  3. 3. Indian dairy industry is so well developed on modern lines. It has acquired the technologies and engineering capabilities so well that now it is in a pposition to even export such technologies to other nations. Table 2: Population, Per Capita Availability and Production of Milk in India Year 1 Population Year2 Per Capita Production (million)1 Availability of (Million) Milk (g/day)2 1960 439 1985-86 160 44.0 1670 548 1990-91 176 53.9 1980 685 1995-96 197 66.2 1990 813 2001-2002 222 80.9 1995 923 2002-2003 234 85.7 2002-2003 921 2003-2004 237 89.4 2004-2005 240 92.2 1 (Source: Census 2003 2 (Source: Indian Dairyman 56(10) 52, 2004) Problems Confronting Sustainable Dairy Production There is wide variation in (a) agro-climatic condition, (b) biodiversity and ecology (c) socio economic and cultural background of people, (d) types/breeds of dairy cattle reared. It is therefore necessary to plan for dairy development specific to each micro level, viz., a block, a village, a taluk and a district. This planning not only would result in optimum utilisation of local resources, but will also ensure better viability of the programmes and higher cost benefits ratio. Before embarking on planning and formulation of dairy development programmes, it is necessary to consider environmental impact (water bodies pollution, over grazing of grasslands, degradation of watersheds, deforestation). Nowadays, environmental aspect is very much stressed by the private parties and multinational agencies while funding the animal husbandry projects. Notwithstanding above consideration, it is essential to adopt the following tips for efficient identification and formulation of animal husbandry and veterinary projects. • Need for identifying such technologies, which demand less capital, less time and minimum operations. • Exploring the possibilities of providing loans at the lowest interest rates with subsidies for dairy development activities. • Gradual improvement of existing indigenous breeds of animals. • Gradual removal of useless stock and replacement with high yielding superior quality animals. • Gradual manipulation in husbandry practice for improving animal productivity and adoption of biotechnological interventions in feed and fodder, reproduction and growth aspects. • Need for Government role in improving the supply of inputs and service to dairy farmers / beneficiaries at their doorsteps with minimum cost. • Contribution from various nongovernmental agencies/organisation to ease the problems of farmers in association with the governmental agencies. • Need for developing viable farmer’s cooperatives societies / federations like, milk producers cooperative societies at village and district levels, federations, boards and corporations. • Need for simultaneous development of cold chain storage and marketing facilities especially for milk and milk products. • Need for extensions services from the Government, Agriculture Universities, R&D institutions, federations and corporation, besides mobilization of various input services from various agencies.

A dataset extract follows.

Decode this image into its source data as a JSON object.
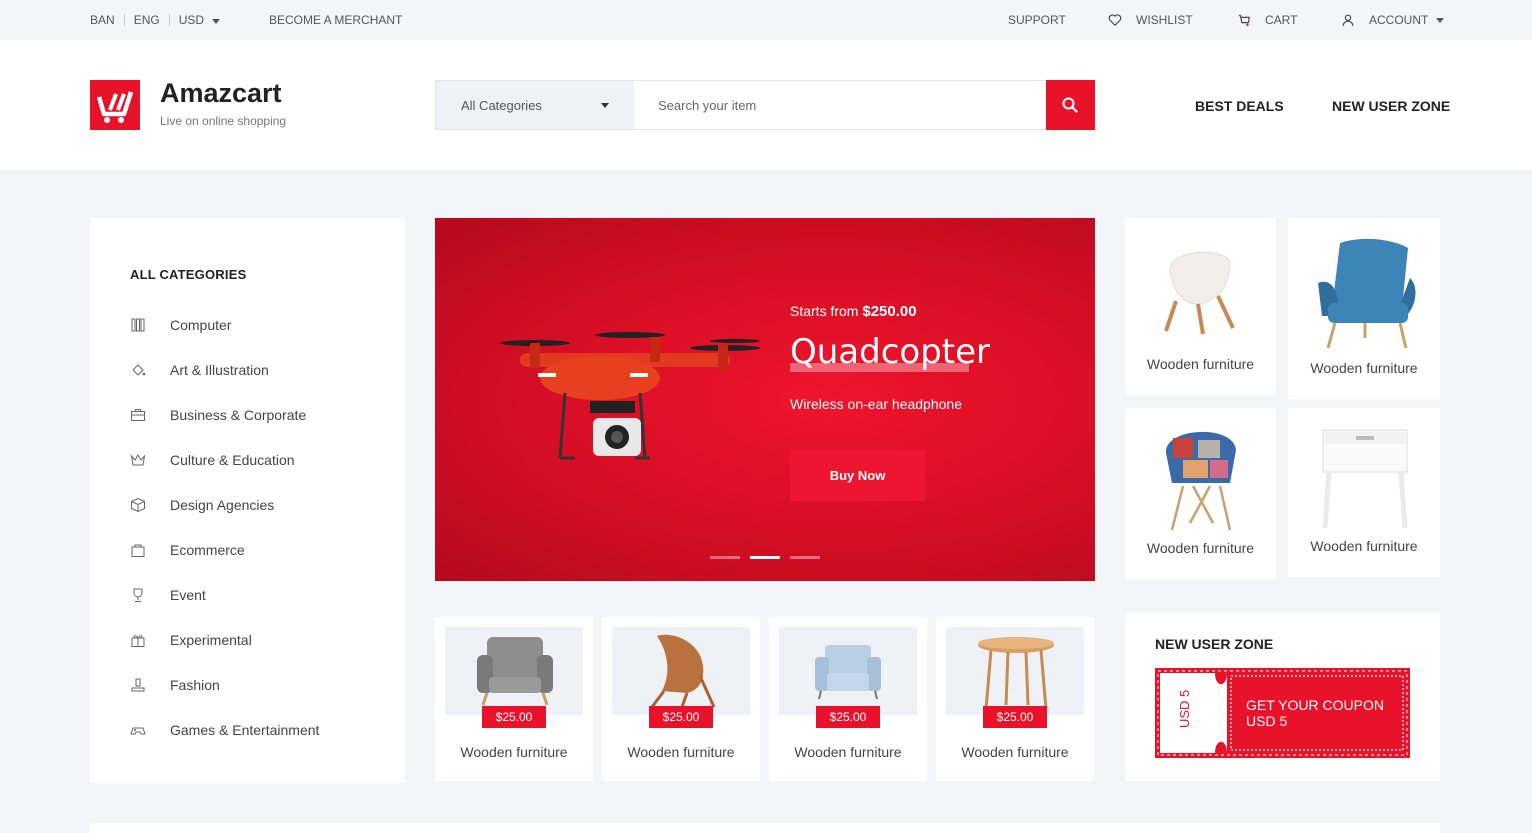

  4. 4. Planning a Sustainable Dairy Project It may be useful to consider the following information for planning and development of new dairy husbandry and veterinary projects which would be sustainable throughout. Dairy Cattle Population First step is to know the existing number position of dairy animals in the different dairy sub zones of the country through available records. • Census report of both human and dairy cattle populations. • Reports of survey conducted. • Actually conducting a sample survey. With these records, we can obtain the appropriate information for identification and development of suitable dairy development projects and schemes at grassroots level. The information can be classified as follows: • Number of cattle, buffalo, total males and females, females in milk, dry and pregnancy, males as breeding bulls, young males and females, etc. • Work animals: regional requirement and availability of drought animals. Productivity-high yielder, low yielder, etc. in respect of milk Breed-Nondescript, indigenous, exotic upgraded or crossbred etc. Feed Resources Available • Pasture grazing land • Green fodder available and short falls in supply • Availability of dry fodder • Concentrate, type and cost, quality, brand • Mineral mixer Categories of Holdings • Land less agricultural workers, marginal, small, medium and large farmers. • Extent of Usage of Natural Resources Like Land, Human (labour), Capital and entrepreneurship. Existing Infrastructure facilities • Veterinary hospitals, dispensaries, and rural veterinary dispensaries (veterinary primary health centers) • AI centers- AI breeding facilities with liquid or frozen semen. • Semen banks – semen collection, evaluation and freezing, facilities with adequate facilities for storing, of frozen semen. • Cooperatives – primary / secondary societies for meeting the farmers demands and provision of inputs inclusive of soft term, short term and medium term loans. • Extension services – Animal husbandry and dairying. • Chilling centers – milk collection and chilling units and transportation to processing units. • Feed plants – manufacturing of compounded feed. • Manpower availability. Production of Milk Products and their Demands and Supply • Production of milk per year per animal and per one thousand human being. • Actual domestic demand (consumption)
  5. 5. • Surplus available for export. Contribution of Cattle to Domestic Income At household, village level, taluk / district level i.e., only for domestic consumption. Contribution of income from dairy sector to domestic needs are classified as - <5% of total income > 5 to 10% income, >10 to 20% income or more than 20% of total income. Drought Power World wide, animals are stills very important source of power for agriculture operations and for transportation of goods and people. It is widely used in developing countries like our. Bullocks, buffaloes, horses, mules and camel are very widely use in our country for drought purpose and their role in saving of energy and there by the most precious foreign exchange. It is estimated to be Rs. 45,000 crores per year. It should be emphasised that depleting levels of fossils fuels may slow down or even reverse the mechanization trends witnessed even in developed countries. Conclusion Dairy industry is poised to play a major role in our nation’s economy in the years to come. The value of milk is set to achieve a new boom. The industry’s major contribution in providing newer avenues for employment, both direct and indirect, and its role in improving the nutritional standards of our people also add to the importance that needs to be attached to this sector during the 21st century. References Annual Report, NABARD (1999). National Bank for Agriculture and Rural Development, Mumbai. Anon (2000). Annual Report on National Institute of Animal Nutrition and Physiology, (ICAR), Bangalore 560030. ICAR Short Course on (2002) Advances in Agricultural Projects Planning and Management. Compendium of Lectures, College of Cooperation, Banking and Management. Kerala Agriculture University, Mannuthy. Reference Book: Indian Dairyman 2006